Critic's Pick. AN IMPECCABLY ACTED COMEDY! Dan LeFranc’s ‘Rancho Viejo’ is sweet, hypnotic, and very funny.
Dan LeFranc: For a long time, it was really like a thousand pages of scenes. It didn’t have a story engine, necessarily. It just felt like more of an Ionesco play or something where we’re just here and this is what we’re doing and there’s no rhyme or reason to why certain scenes happen after other scenes. And there was a lot of fun in that. It was a lot of fun to read around a table. And I think Adam was also interested in that. Which is great.
The people who populate the fictional suburb of Rancho Viejo would probably never seek out, let alone read, a “Playwright’s Perspective” about a play called Rancho Viejo. Like most Americans, I’d guess, they’re only vaguely aware that playwrights still exist, and they’d only be moderately interested in hearing from one’s “perspective.” Not because they’re incurious, but because they prefer to watch television at home or read books or magazines and hang out with one another at the occasional get-together or barbecue.
In his playwright interview with me for ‘The Big Meal,’ Dan talked at some length about his insecurity as a writer in mining the territory of his youth, Southern California, as a setting for his literary endeavors. As a result, he said, he set his early work in abstract locations, à la Beckett.
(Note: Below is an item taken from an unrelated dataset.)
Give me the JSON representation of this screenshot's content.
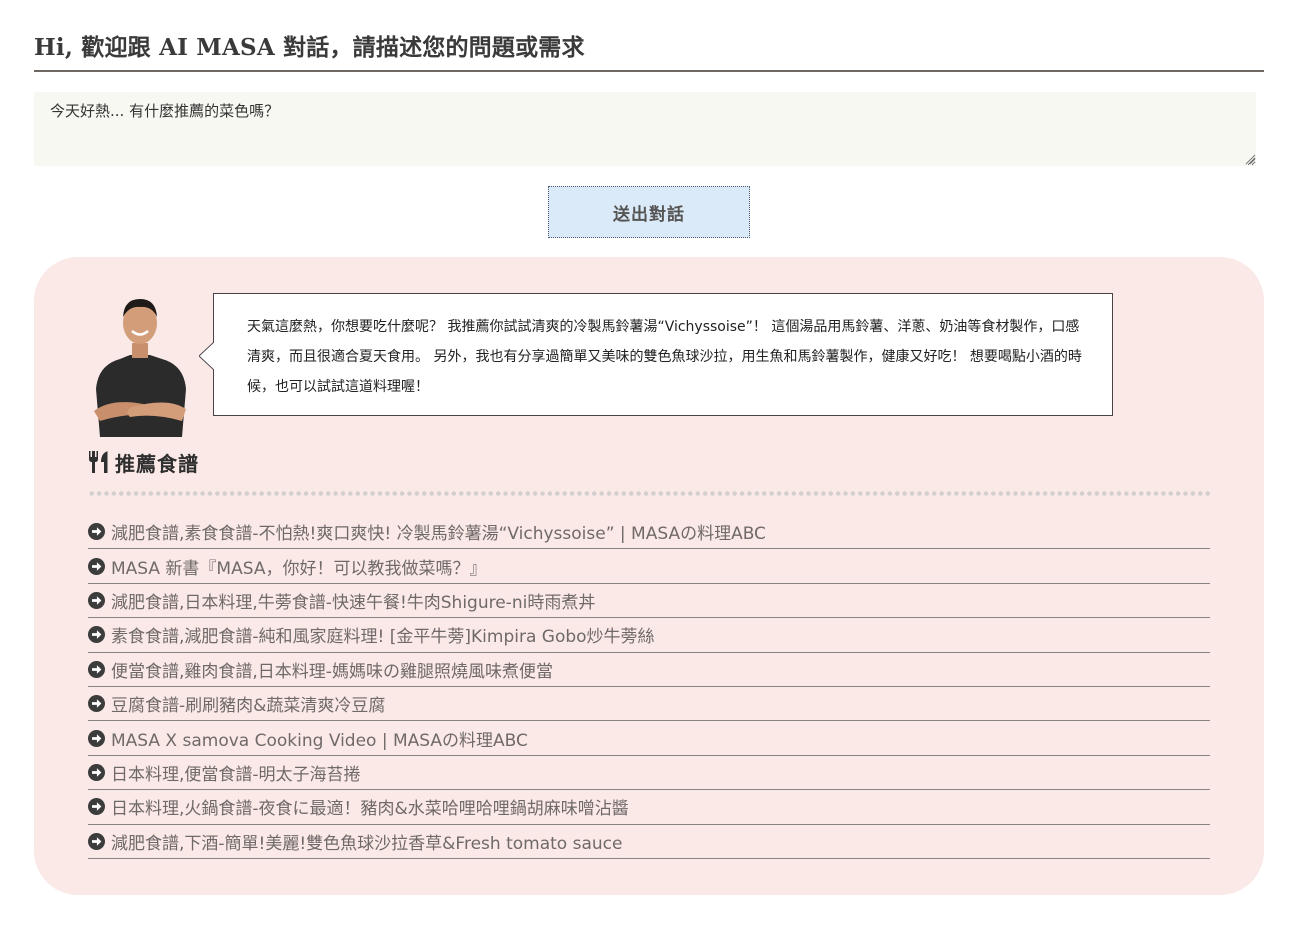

In time, Dan embraced his background and made it his own, but he has never quite embraced the ethos of Southern California as wholeheartedly as he does in Rancho Viejo.
In Dan LeFranc’s masterful new comedy of anxiety, Rancho Viejo, the question of whether or not we are living as we ought, or as we might, whether other people in other places might be living more nobly, expansively, joyfully, vitally, truthfully, creeps discomfitingly beneath the surface of a succession of backyard barbecues and suburban domestic gatherings, in an affluent Southern California town where nothing much ever seems to happen.
Rancho Viejo isn’t a real place. It is, as Dan LeFranc describes in the opening stage directions of his play, “a fictional affluent suburb in a temperate climate.” But while visiting my parents this past summer in the rolling, expansive suburban vistas of south Orange County, California, somewhere between Mission Viejo and Rancho Santa Margarita, I was pretty excited to stumble upon a road sign [lower photo] because a few years back, the first time Dan let me read a draft of Rancho Viejo, the world of this play instantly transported me back to the landscape I grew up in.